By Adam Boocher

As Dan mentioned in his post a few weeks ago, we’ve just revamped our mentoring program at Berkeley. I think Dan gave some excellent tips on the academic side of things, and so I thought I’d write some advice from a different angle. I’m finding more and more that grad school isn’t all about the research and the math. To give an example, the math department ran a workshop a few weeks ago that I’ll call “A friendly visit from the university psychologist.” The discussion basically centered around the stress involved in being a graduate student and ways of managing it. It was really useful to have a candid discussion about this side of the graduate school experience, and we got some useful tips, which I’ll share below as well as some of the things I’ve found helpful.

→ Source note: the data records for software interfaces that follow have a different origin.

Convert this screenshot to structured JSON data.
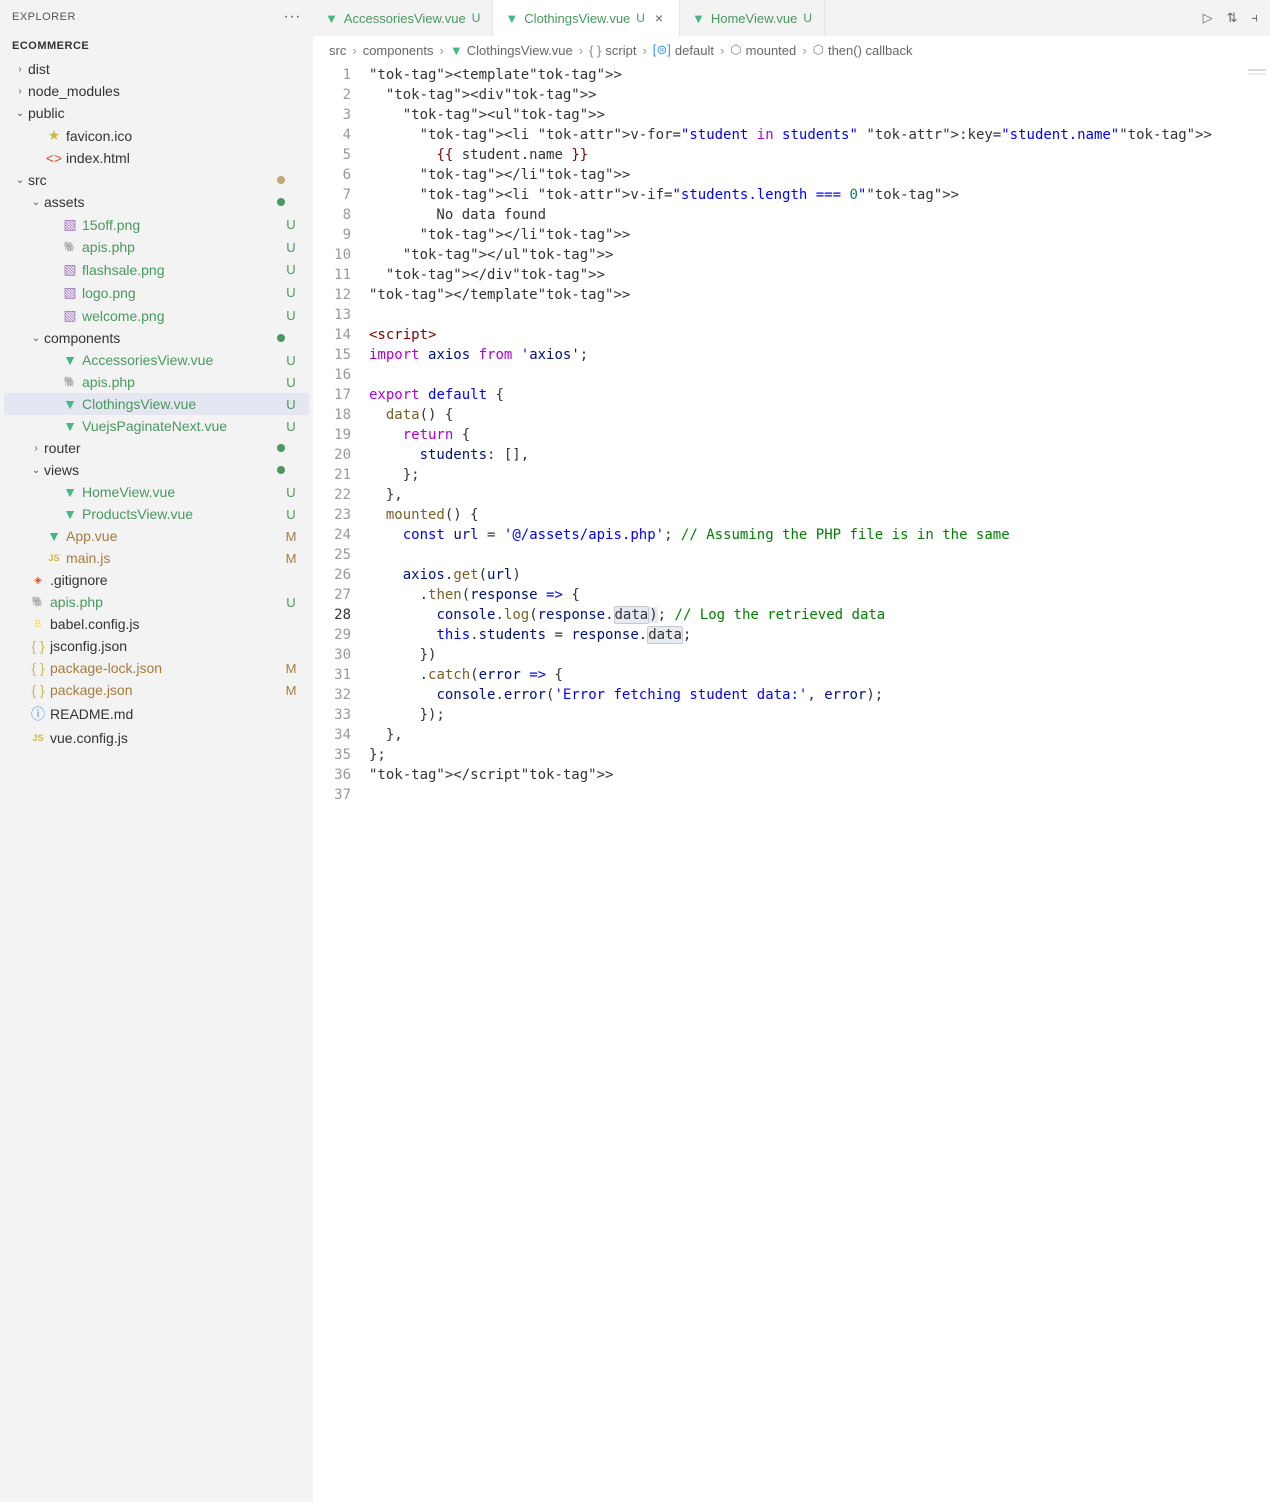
{
  "sidebar": {
    "title": "EXPLORER",
    "project": "ECOMMERCE",
    "tree": [
      {
        "label": "dist",
        "type": "folder",
        "collapsed": true,
        "indent": 0
      },
      {
        "label": "node_modules",
        "type": "folder",
        "collapsed": true,
        "indent": 0
      },
      {
        "label": "public",
        "type": "folder",
        "collapsed": false,
        "indent": 0
      },
      {
        "label": "favicon.ico",
        "type": "file",
        "icon": "star",
        "indent": 1
      },
      {
        "label": "index.html",
        "type": "file",
        "icon": "html",
        "indent": 1
      },
      {
        "label": "src",
        "type": "folder",
        "collapsed": false,
        "indent": 0,
        "dot": "tan"
      },
      {
        "label": "assets",
        "type": "folder",
        "collapsed": false,
        "indent": 1,
        "dot": "green"
      },
      {
        "label": "15off.png",
        "type": "file",
        "icon": "img",
        "indent": 2,
        "status": "U"
      },
      {
        "label": "apis.php",
        "type": "file",
        "icon": "php",
        "indent": 2,
        "status": "U"
      },
      {
        "label": "flashsale.png",
        "type": "file",
        "icon": "img",
        "indent": 2,
        "status": "U"
      },
      {
        "label": "logo.png",
        "type": "file",
        "icon": "img",
        "indent": 2,
        "status": "U"
      },
      {
        "label": "welcome.png",
        "type": "file",
        "icon": "img",
        "indent": 2,
        "status": "U"
      },
      {
        "label": "components",
        "type": "folder",
        "collapsed": false,
        "indent": 1,
        "dot": "green"
      },
      {
        "label": "AccessoriesView.vue",
        "type": "file",
        "icon": "vue",
        "indent": 2,
        "status": "U"
      },
      {
        "label": "apis.php",
        "type": "file",
        "icon": "php",
        "indent": 2,
        "status": "U"
      },
      {
        "label": "ClothingsView.vue",
        "type": "file",
        "icon": "vue",
        "indent": 2,
        "status": "U",
        "selected": true
      },
      {
        "label": "VuejsPaginateNext.vue",
        "type": "file",
        "icon": "vue",
        "indent": 2,
        "status": "U"
      },
      {
        "label": "router",
        "type": "folder",
        "collapsed": true,
        "indent": 1,
        "dot": "green"
      },
      {
        "label": "views",
        "type": "folder",
        "collapsed": false,
        "indent": 1,
        "dot": "green"
      },
      {
        "label": "HomeView.vue",
        "type": "file",
        "icon": "vue",
        "indent": 2,
        "status": "U"
      },
      {
        "label": "ProductsView.vue",
        "type": "file",
        "icon": "vue",
        "indent": 2,
        "status": "U"
      },
      {
        "label": "App.vue",
        "type": "file",
        "icon": "vue",
        "indent": 1,
        "status": "M"
      },
      {
        "label": "main.js",
        "type": "file",
        "icon": "js",
        "indent": 1,
        "status": "M"
      },
      {
        "label": ".gitignore",
        "type": "file",
        "icon": "git",
        "indent": 0
      },
      {
        "label": "apis.php",
        "type": "file",
        "icon": "php",
        "indent": 0,
        "status": "U"
      },
      {
        "label": "babel.config.js",
        "type": "file",
        "icon": "babel",
        "indent": 0
      },
      {
        "label": "jsconfig.json",
        "type": "file",
        "icon": "json",
        "indent": 0
      },
      {
        "label": "package-lock.json",
        "type": "file",
        "icon": "json",
        "indent": 0,
        "status": "M"
      },
      {
        "label": "package.json",
        "type": "file",
        "icon": "json",
        "indent": 0,
        "status": "M"
      },
      {
        "label": "README.md",
        "type": "file",
        "icon": "info",
        "indent": 0
      },
      {
        "label": "vue.config.js",
        "type": "file",
        "icon": "js",
        "indent": 0
      }
    ]
  },
  "tabs": [
    {
      "label": "AccessoriesView.vue",
      "status": "U",
      "active": false
    },
    {
      "label": "ClothingsView.vue",
      "status": "U",
      "active": true,
      "close": true
    },
    {
      "label": "HomeView.vue",
      "status": "U",
      "active": false
    }
  ],
  "breadcrumbs": [
    {
      "label": "src"
    },
    {
      "label": "components"
    },
    {
      "label": "ClothingsView.vue",
      "icon": "vue"
    },
    {
      "label": "script",
      "icon": "bracket"
    },
    {
      "label": "default",
      "icon": "eq"
    },
    {
      "label": "mounted",
      "icon": "cube"
    },
    {
      "label": "then() callback",
      "icon": "cube"
    }
  ],
  "editor": {
    "active_line": 28,
    "breakpoint_line": 23,
    "lines": [
      "<template>",
      "  <div>",
      "    <ul>",
      "      <li v-for=\"student in students\" :key=\"student.name\">",
      "        {{ student.name }}",
      "      </li>",
      "      <li v-if=\"students.length === 0\">",
      "        No data found",
      "      </li>",
      "    </ul>",
      "  </div>",
      "</template>",
      "",
      "<script>",
      "import axios from 'axios';",
      "",
      "export default {",
      "  data() {",
      "    return {",
      "      students: [],",
      "    };",
      "  },",
      "  mounted() {",
      "    const url = '@/assets/apis.php'; // Assuming the PHP file is in the same",
      "",
      "    axios.get(url)",
      "      .then(response => {",
      "        console.log(response.data); // Log the retrieved data",
      "        this.students = response.data;",
      "      })",
      "      .catch(error => {",
      "        console.error('Error fetching student data:', error);",
      "      });",
      "  },",
      "};",
      "</script>",
      ""
    ]
  }
}
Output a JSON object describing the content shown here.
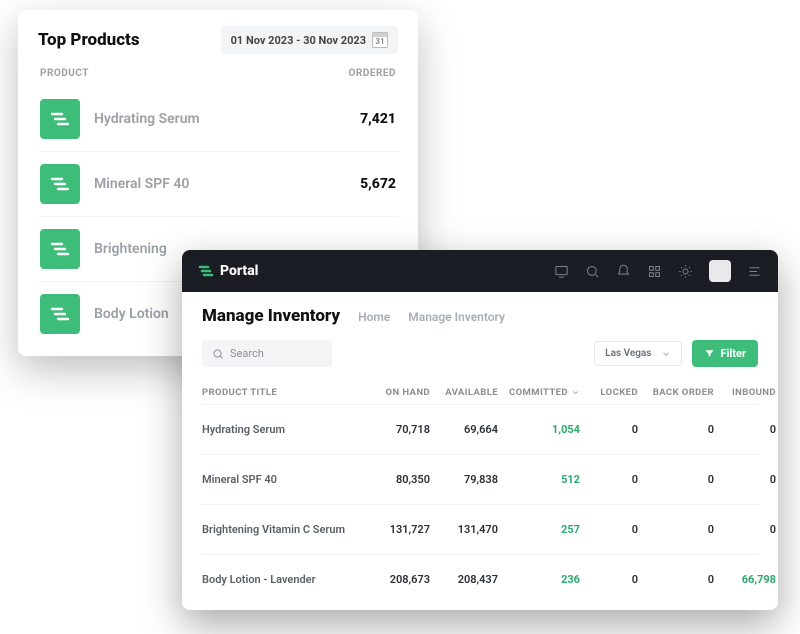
{
  "top_products": {
    "title": "Top Products",
    "date_range": "01 Nov 2023 - 30 Nov 2023",
    "calendar_day": "31",
    "columns": {
      "product": "PRODUCT",
      "ordered": "ORDERED"
    },
    "rows": [
      {
        "name": "Hydrating Serum",
        "ordered": "7,421"
      },
      {
        "name": "Mineral SPF 40",
        "ordered": "5,672"
      },
      {
        "name": "Brightening",
        "ordered": ""
      },
      {
        "name": "Body Lotion",
        "ordered": ""
      }
    ]
  },
  "portal": {
    "brand": "Portal",
    "page_title": "Manage Inventory",
    "breadcrumbs": {
      "home": "Home",
      "current": "Manage Inventory"
    },
    "search_placeholder": "Search",
    "location_selected": "Las Vegas",
    "filter_label": "Filter",
    "columns": {
      "title": "PRODUCT TITLE",
      "on_hand": "ON HAND",
      "available": "AVAILABLE",
      "committed": "COMMITTED",
      "locked": "LOCKED",
      "back_order": "BACK ORDER",
      "inbound": "INBOUND"
    },
    "rows": [
      {
        "title": "Hydrating Serum",
        "on_hand": "70,718",
        "available": "69,664",
        "committed": "1,054",
        "locked": "0",
        "back_order": "0",
        "inbound": "0",
        "inbound_accent": false
      },
      {
        "title": "Mineral SPF 40",
        "on_hand": "80,350",
        "available": "79,838",
        "committed": "512",
        "locked": "0",
        "back_order": "0",
        "inbound": "0",
        "inbound_accent": false
      },
      {
        "title": "Brightening Vitamin C Serum",
        "on_hand": "131,727",
        "available": "131,470",
        "committed": "257",
        "locked": "0",
        "back_order": "0",
        "inbound": "0",
        "inbound_accent": false
      },
      {
        "title": "Body Lotion - Lavender",
        "on_hand": "208,673",
        "available": "208,437",
        "committed": "236",
        "locked": "0",
        "back_order": "0",
        "inbound": "66,798",
        "inbound_accent": true
      }
    ]
  }
}
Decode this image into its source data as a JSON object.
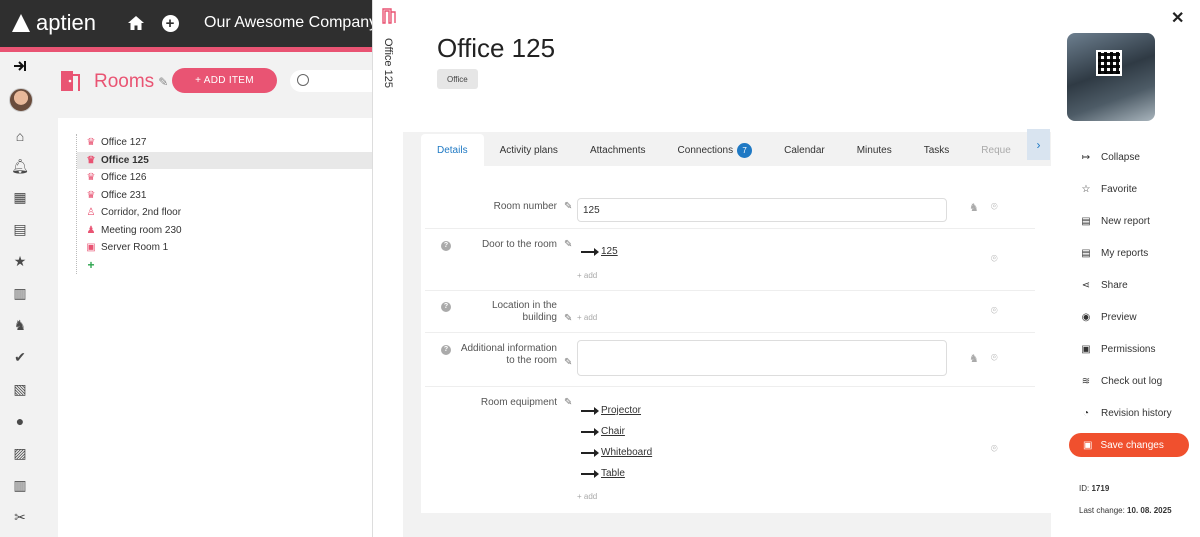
{
  "app": {
    "logo_text": "aptien",
    "company": "Our Awesome Company"
  },
  "rooms": {
    "title": "Rooms",
    "add_label": "+ ADD ITEM"
  },
  "tree": [
    {
      "label": "Office 127",
      "icon": "chair-icon",
      "selected": false
    },
    {
      "label": "Office 125",
      "icon": "chair-icon",
      "selected": true
    },
    {
      "label": "Office 126",
      "icon": "chair-icon",
      "selected": false
    },
    {
      "label": "Office 231",
      "icon": "chair-icon",
      "selected": false
    },
    {
      "label": "Corridor, 2nd floor",
      "icon": "walking-icon",
      "selected": false
    },
    {
      "label": "Meeting room 230",
      "icon": "people-icon",
      "selected": false
    },
    {
      "label": "Server Room 1",
      "icon": "server-icon",
      "selected": false
    }
  ],
  "vertical_title": "Office 125",
  "detail": {
    "title": "Office 125",
    "type_badge": "Office",
    "tabs": [
      {
        "label": "Details",
        "active": true
      },
      {
        "label": "Activity plans"
      },
      {
        "label": "Attachments"
      },
      {
        "label": "Connections",
        "badge": "7"
      },
      {
        "label": "Calendar"
      },
      {
        "label": "Minutes"
      },
      {
        "label": "Tasks"
      },
      {
        "label": "Reque"
      }
    ],
    "fields": {
      "room_number": {
        "label": "Room number",
        "value": "125"
      },
      "door": {
        "label": "Door to the room",
        "links": [
          "125"
        ],
        "add": "+ add"
      },
      "location": {
        "label_1": "Location in the",
        "label_2": "building",
        "add": "+ add"
      },
      "additional": {
        "label_1": "Additional information",
        "label_2": "to the room",
        "value": ""
      },
      "equipment": {
        "label": "Room equipment",
        "links": [
          "Projector",
          "Chair",
          "Whiteboard",
          "Table"
        ],
        "add": "+ add"
      }
    }
  },
  "actions": [
    {
      "label": "Collapse",
      "icon": "collapse-icon"
    },
    {
      "label": "Favorite",
      "icon": "star-icon"
    },
    {
      "label": "New report",
      "icon": "report-icon"
    },
    {
      "label": "My reports",
      "icon": "reports-icon"
    },
    {
      "label": "Share",
      "icon": "share-icon"
    },
    {
      "label": "Preview",
      "icon": "eye-icon"
    },
    {
      "label": "Permissions",
      "icon": "permissions-icon"
    },
    {
      "label": "Check out log",
      "icon": "log-icon"
    },
    {
      "label": "Revision history",
      "icon": "history-icon"
    }
  ],
  "save_label": "Save changes",
  "meta": {
    "id_label": "ID:",
    "id_value": "1719",
    "last_change_label": "Last change:",
    "last_change_value": "10. 08. 2025"
  },
  "colors": {
    "brand": "#e95473",
    "accent": "#1f79c4",
    "save": "#f0502e"
  }
}
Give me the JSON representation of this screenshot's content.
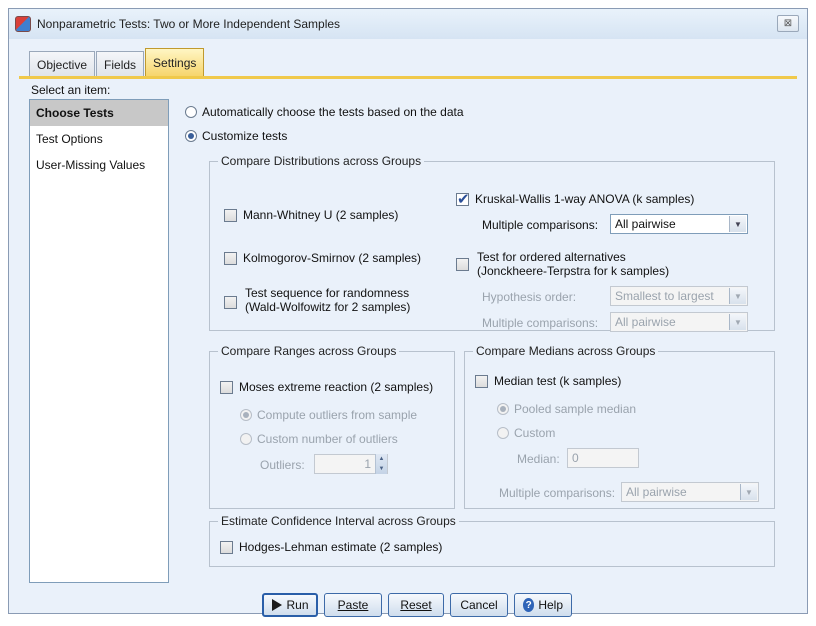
{
  "window": {
    "title": "Nonparametric Tests: Two or More Independent Samples",
    "close_glyph": "⊠"
  },
  "tabs": [
    {
      "label": "Objective"
    },
    {
      "label": "Fields"
    },
    {
      "label": "Settings"
    }
  ],
  "sidebar": {
    "heading": "Select an item:",
    "items": [
      {
        "label": "Choose Tests"
      },
      {
        "label": "Test Options"
      },
      {
        "label": "User-Missing Values"
      }
    ]
  },
  "mode": {
    "auto_label": "Automatically choose the tests based on the data",
    "custom_label": "Customize tests"
  },
  "distributions": {
    "title": "Compare Distributions across Groups",
    "mann_whitney": "Mann-Whitney U (2 samples)",
    "kolmogorov": "Kolmogorov-Smirnov (2 samples)",
    "runs_line1": "Test sequence for randomness",
    "runs_line2": "(Wald-Wolfowitz for 2 samples)",
    "kruskal": "Kruskal-Wallis 1-way ANOVA (k samples)",
    "multiple_label": "Multiple comparisons:",
    "multiple_value": "All pairwise",
    "ordered_line1": "Test for ordered alternatives",
    "ordered_line2": "(Jonckheere-Terpstra for k samples)",
    "hypothesis_label": "Hypothesis order:",
    "hypothesis_value": "Smallest to largest",
    "multiple2_label": "Multiple comparisons:",
    "multiple2_value": "All pairwise"
  },
  "ranges": {
    "title": "Compare Ranges across Groups",
    "moses": "Moses extreme reaction (2 samples)",
    "compute_outliers": "Compute outliers from sample",
    "custom_outliers": "Custom number of outliers",
    "outliers_label": "Outliers:",
    "outliers_value": "1"
  },
  "medians": {
    "title": "Compare Medians across Groups",
    "median_test": "Median test (k samples)",
    "pooled": "Pooled sample median",
    "custom": "Custom",
    "median_label": "Median:",
    "median_value": "0",
    "multiple_label": "Multiple comparisons:",
    "multiple_value": "All pairwise"
  },
  "confidence": {
    "title": "Estimate Confidence Interval across Groups",
    "hodges": "Hodges-Lehman estimate (2 samples)"
  },
  "buttons": {
    "run": "Run",
    "paste": "Paste",
    "reset": "Reset",
    "cancel": "Cancel",
    "help": "Help"
  },
  "glyphs": {
    "checkmark": "✔",
    "dropdown": "▼",
    "up": "▲",
    "down": "▼",
    "help": "?"
  }
}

My basic advice for entering grad students would be to find a balance and minimize stress. Easier said than done, right? It’s easy to think that math is the only thing that matters, and that more hours per day means more productivity. But this isn’t true. Everyone has their limit and after that point, working more doesn’t necessarily mean that more will get done. I’m a firm believer that success means being happy with what you’re doing. And I’m never happy when I’m stressed. Busy weeks will happen, and there’s nothing we can do about it, but try to have some activities other than math that you do on a regular basis. Something constant. Maybe it’s reading for pleasure on your commute each morning, or maybe it’s singing or dancing with a group on campus. During my first year, an older student told me to seek out these things, and once I did – and it took some time to actually do it – I found it helped a lot.

Yes, math grad school is ultimately about preparing academically through research and teaching, but I’ll be the first to say that if work is all I get to do during grad school, or later as a professor, then I want out now! Although this statement might be vacuous – I don’t think anyone works *all* the time – I think it’s an important point. During the discussion with the psychologist many students said they felt guilty when they watched a sunset, or went on a hike, because it was time they weren’t doing math. These breaks from study help refresh us. The guilt, however, does nothing. Take time for math, take time to talk to others (I strongly ditto what Dan said for going to tea), but also take time for yourself.